→ **PROMPT**
Every record below is to be retyped exactly, with any pictures left out.

####

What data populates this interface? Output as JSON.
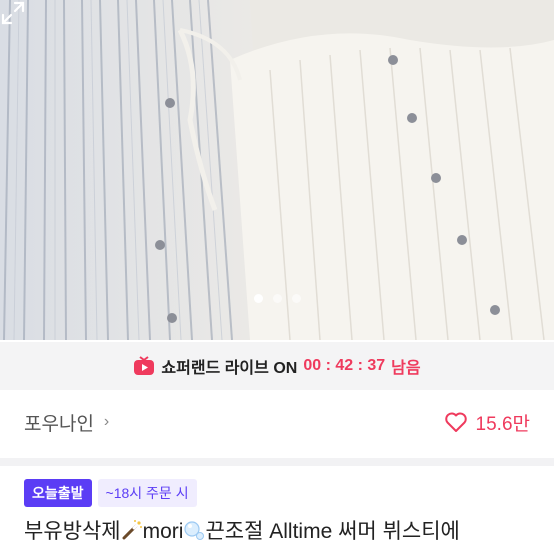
{
  "product_image": {
    "slide_count": 3,
    "active_slide": 1
  },
  "live_banner": {
    "label": "쇼퍼랜드 라이브 ON",
    "time": "00 : 42 : 37",
    "suffix": "남음",
    "accent_color": "#ef3a5d"
  },
  "store": {
    "name": "포우나인",
    "chevron": "›",
    "likes": "15.6만"
  },
  "badges": {
    "today": "오늘출발",
    "deadline": "~18시 주문 시"
  },
  "title": {
    "part1": "부유방삭제",
    "part2": "mori",
    "part3": "끈조절 Alltime 써머 뷔스티에"
  },
  "colors": {
    "brand": "#5b3df5",
    "like": "#ef3a5d"
  },
  "icons": [
    "live-tv-icon",
    "heart-icon",
    "expand-icon",
    "magic-wand-icon",
    "bubbles-icon"
  ]
}
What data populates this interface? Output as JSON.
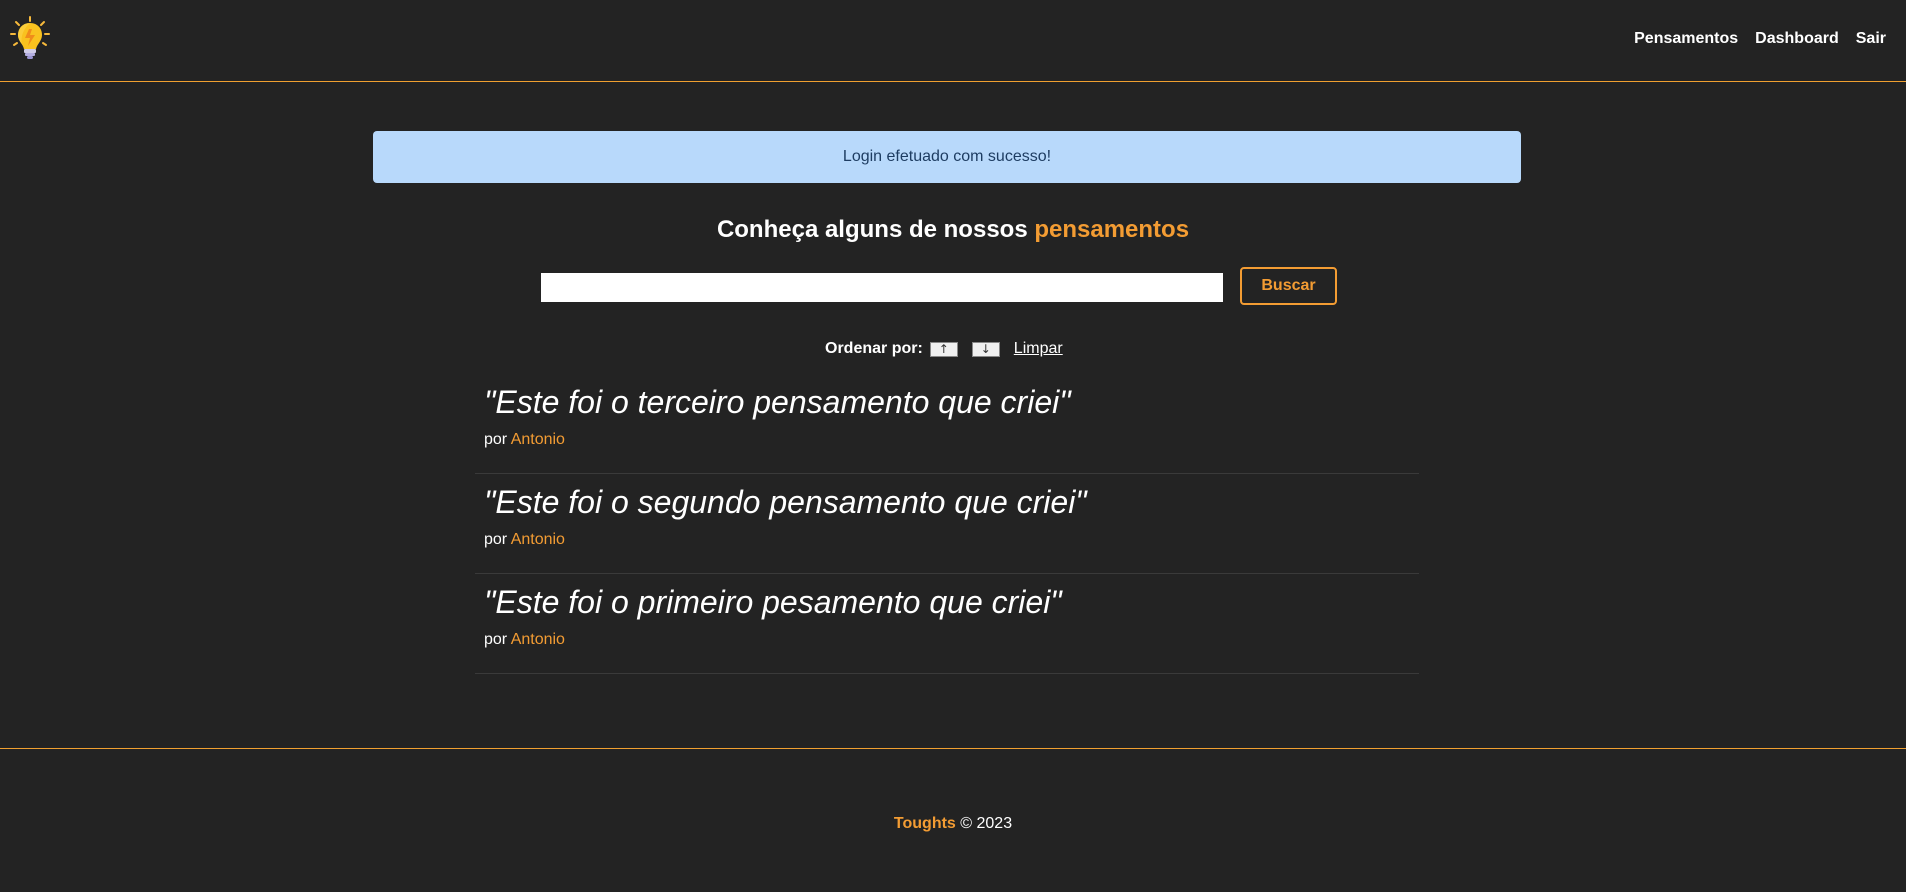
{
  "nav": {
    "items": [
      {
        "label": "Pensamentos"
      },
      {
        "label": "Dashboard"
      },
      {
        "label": "Sair"
      }
    ]
  },
  "flash": {
    "message": "Login efetuado com sucesso!"
  },
  "heading": {
    "prefix": "Conheça alguns de nossos",
    "highlight": "pensamentos"
  },
  "search": {
    "value": "",
    "placeholder": "",
    "button_label": "Buscar"
  },
  "order": {
    "label": "Ordenar por:",
    "asc_label": "↑",
    "desc_label": "↓",
    "clear_label": "Limpar"
  },
  "thoughts": [
    {
      "text": "\"Este foi o terceiro pensamento que criei\"",
      "by": "por",
      "author": "Antonio"
    },
    {
      "text": "\"Este foi o segundo pensamento que criei\"",
      "by": "por",
      "author": "Antonio"
    },
    {
      "text": "\"Este foi o primeiro pesamento que criei\"",
      "by": "por",
      "author": "Antonio"
    }
  ],
  "footer": {
    "brand": "Toughts",
    "copyright": "© 2023"
  },
  "colors": {
    "background": "#232323",
    "accent": "#f39c33",
    "flash_bg": "#b8d9fb",
    "flash_text": "#1e3d62"
  },
  "icons": {
    "logo": "lightbulb-icon"
  }
}
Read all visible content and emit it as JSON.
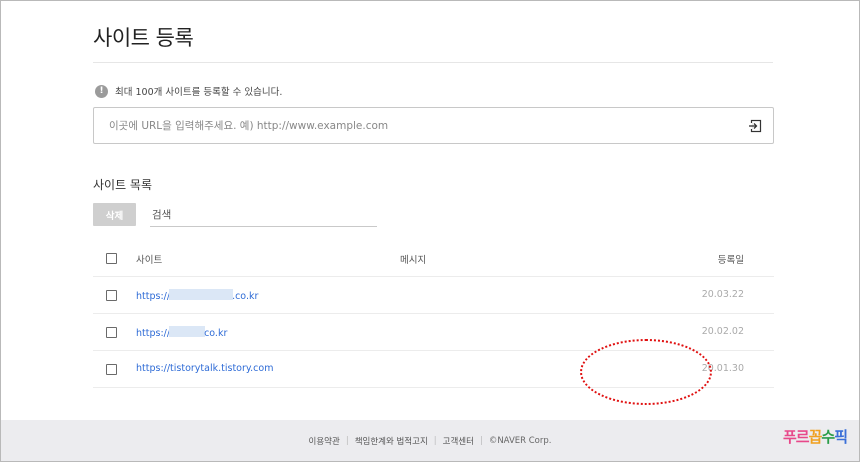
{
  "page": {
    "title": "사이트 등록"
  },
  "notice": {
    "icon": "info-icon",
    "text": "최대 100개 사이트를 등록할 수 있습니다."
  },
  "url_input": {
    "value": "",
    "placeholder": "이곳에 URL을 입력해주세요. 예) http://www.example.com",
    "submit_icon": "enter-icon"
  },
  "site_list": {
    "title": "사이트 목록",
    "delete_label": "삭제",
    "search_placeholder": "검색",
    "columns": {
      "site": "사이트",
      "message": "메시지",
      "date": "등록일"
    },
    "rows": [
      {
        "url_prefix": "https://",
        "url_suffix": ".co.kr",
        "message": "",
        "date": "20.03.22"
      },
      {
        "url_prefix": "https://",
        "url_suffix": "co.kr",
        "message": "",
        "date": "20.02.02"
      },
      {
        "url_prefix": "https://tistorytalk.tistory.com",
        "url_suffix": "",
        "message": "",
        "date": "20.01.30"
      }
    ]
  },
  "footer": {
    "links": [
      "이용약관",
      "책임한계와 법적고지",
      "고객센터"
    ],
    "copyright": "©NAVER Corp.",
    "logo_text": "푸르꼽수픽"
  },
  "colors": {
    "link": "#2e6bd6",
    "annotation": "#e01010",
    "footer_bg": "#ececef"
  }
}
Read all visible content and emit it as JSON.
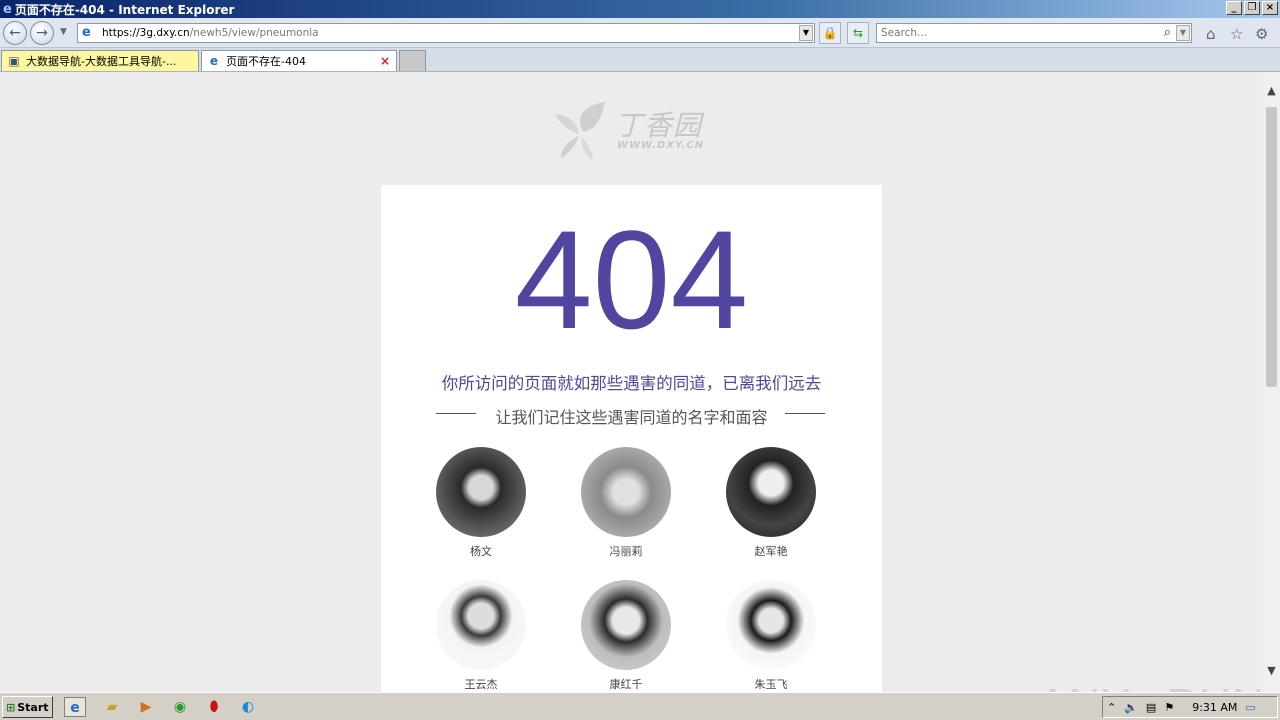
{
  "window": {
    "title": "页面不存在-404 - Internet Explorer"
  },
  "nav": {
    "url_host": "https://3g.dxy.cn",
    "url_path": "/newh5/view/pneumonia",
    "search_placeholder": "Search..."
  },
  "tabs": [
    {
      "label": "大数据导航-大数据工具导航-...",
      "active": false
    },
    {
      "label": "页面不存在-404",
      "active": true
    }
  ],
  "page": {
    "logo_name": "丁香园",
    "logo_url": "WWW.DXY.CN",
    "code": "404",
    "message": "你所访问的页面就如那些遇害的同道，已离我们远去",
    "sub_message": "让我们记住这些遇害同道的名字和面容",
    "people": [
      {
        "name": "杨文"
      },
      {
        "name": "冯丽莉"
      },
      {
        "name": "赵军艳"
      },
      {
        "name": "王云杰"
      },
      {
        "name": "康红千"
      },
      {
        "name": "朱玉飞"
      }
    ]
  },
  "taskbar": {
    "start_label": "Start",
    "clock": "9:31 AM"
  },
  "watermark": "ANY▷RUN"
}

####

→ **OUTPUT OF THE EXERCISE**
What data populates this interface? Output as JSON.
{
  "product_image": {
    "slide_count": 3,
    "active_slide": 1
  },
  "live_banner": {
    "label": "쇼퍼랜드 라이브 ON",
    "time": "00 : 42 : 37",
    "suffix": "남음",
    "accent_color": "#ef3a5d"
  },
  "store": {
    "name": "포우나인",
    "chevron": "›",
    "likes": "15.6만"
  },
  "badges": {
    "today": "오늘출발",
    "deadline": "~18시 주문 시"
  },
  "title": {
    "part1": "부유방삭제",
    "part2": "mori",
    "part3": "끈조절 Alltime 써머 뷔스티에"
  },
  "colors": {
    "brand": "#5b3df5",
    "like": "#ef3a5d"
  },
  "icons": [
    "live-tv-icon",
    "heart-icon",
    "expand-icon",
    "magic-wand-icon",
    "bubbles-icon"
  ]
}
What data populates this interface? Output as JSON.
{
  "nav": {
    "items": [
      {
        "label": "Pensamentos"
      },
      {
        "label": "Dashboard"
      },
      {
        "label": "Sair"
      }
    ]
  },
  "flash": {
    "message": "Login efetuado com sucesso!"
  },
  "heading": {
    "prefix": "Conheça alguns de nossos",
    "highlight": "pensamentos"
  },
  "search": {
    "value": "",
    "placeholder": "",
    "button_label": "Buscar"
  },
  "order": {
    "label": "Ordenar por:",
    "asc_label": "↑",
    "desc_label": "↓",
    "clear_label": "Limpar"
  },
  "thoughts": [
    {
      "text": "\"Este foi o terceiro pensamento que criei\"",
      "by": "por",
      "author": "Antonio"
    },
    {
      "text": "\"Este foi o segundo pensamento que criei\"",
      "by": "por",
      "author": "Antonio"
    },
    {
      "text": "\"Este foi o primeiro pesamento que criei\"",
      "by": "por",
      "author": "Antonio"
    }
  ],
  "footer": {
    "brand": "Toughts",
    "copyright": "© 2023"
  },
  "colors": {
    "background": "#232323",
    "accent": "#f39c33",
    "flash_bg": "#b8d9fb",
    "flash_text": "#1e3d62"
  },
  "icons": {
    "logo": "lightbulb-icon"
  }
}
Read all visible content and emit it as JSON.
{
  "page": {
    "title": "사이트 등록"
  },
  "notice": {
    "icon": "info-icon",
    "text": "최대 100개 사이트를 등록할 수 있습니다."
  },
  "url_input": {
    "value": "",
    "placeholder": "이곳에 URL을 입력해주세요. 예) http://www.example.com",
    "submit_icon": "enter-icon"
  },
  "site_list": {
    "title": "사이트 목록",
    "delete_label": "삭제",
    "search_placeholder": "검색",
    "columns": {
      "site": "사이트",
      "message": "메시지",
      "date": "등록일"
    },
    "rows": [
      {
        "url_prefix": "https://",
        "url_suffix": ".co.kr",
        "message": "",
        "date": "20.03.22"
      },
      {
        "url_prefix": "https://",
        "url_suffix": "co.kr",
        "message": "",
        "date": "20.02.02"
      },
      {
        "url_prefix": "https://tistorytalk.tistory.com",
        "url_suffix": "",
        "message": "",
        "date": "20.01.30"
      }
    ]
  },
  "footer": {
    "links": [
      "이용약관",
      "책임한계와 법적고지",
      "고객센터"
    ],
    "copyright": "©NAVER Corp.",
    "logo_text": "푸르꼽수픽"
  },
  "colors": {
    "link": "#2e6bd6",
    "annotation": "#e01010",
    "footer_bg": "#ececef"
  }
}
Read all visible content and emit it as JSON.
{
  "window": {
    "title": "页面不存在-404 - Internet Explorer"
  },
  "nav": {
    "url_host": "https://3g.dxy.cn",
    "url_path": "/newh5/view/pneumonia",
    "search_placeholder": "Search..."
  },
  "tabs": [
    {
      "label": "大数据导航-大数据工具导航-...",
      "active": false
    },
    {
      "label": "页面不存在-404",
      "active": true
    }
  ],
  "page": {
    "logo_name": "丁香园",
    "logo_url": "WWW.DXY.CN",
    "code": "404",
    "message": "你所访问的页面就如那些遇害的同道，已离我们远去",
    "sub_message": "让我们记住这些遇害同道的名字和面容",
    "people": [
      {
        "name": "杨文"
      },
      {
        "name": "冯丽莉"
      },
      {
        "name": "赵军艳"
      },
      {
        "name": "王云杰"
      },
      {
        "name": "康红千"
      },
      {
        "name": "朱玉飞"
      }
    ]
  },
  "taskbar": {
    "start_label": "Start",
    "clock": "9:31 AM"
  },
  "watermark": "ANY▷RUN"
}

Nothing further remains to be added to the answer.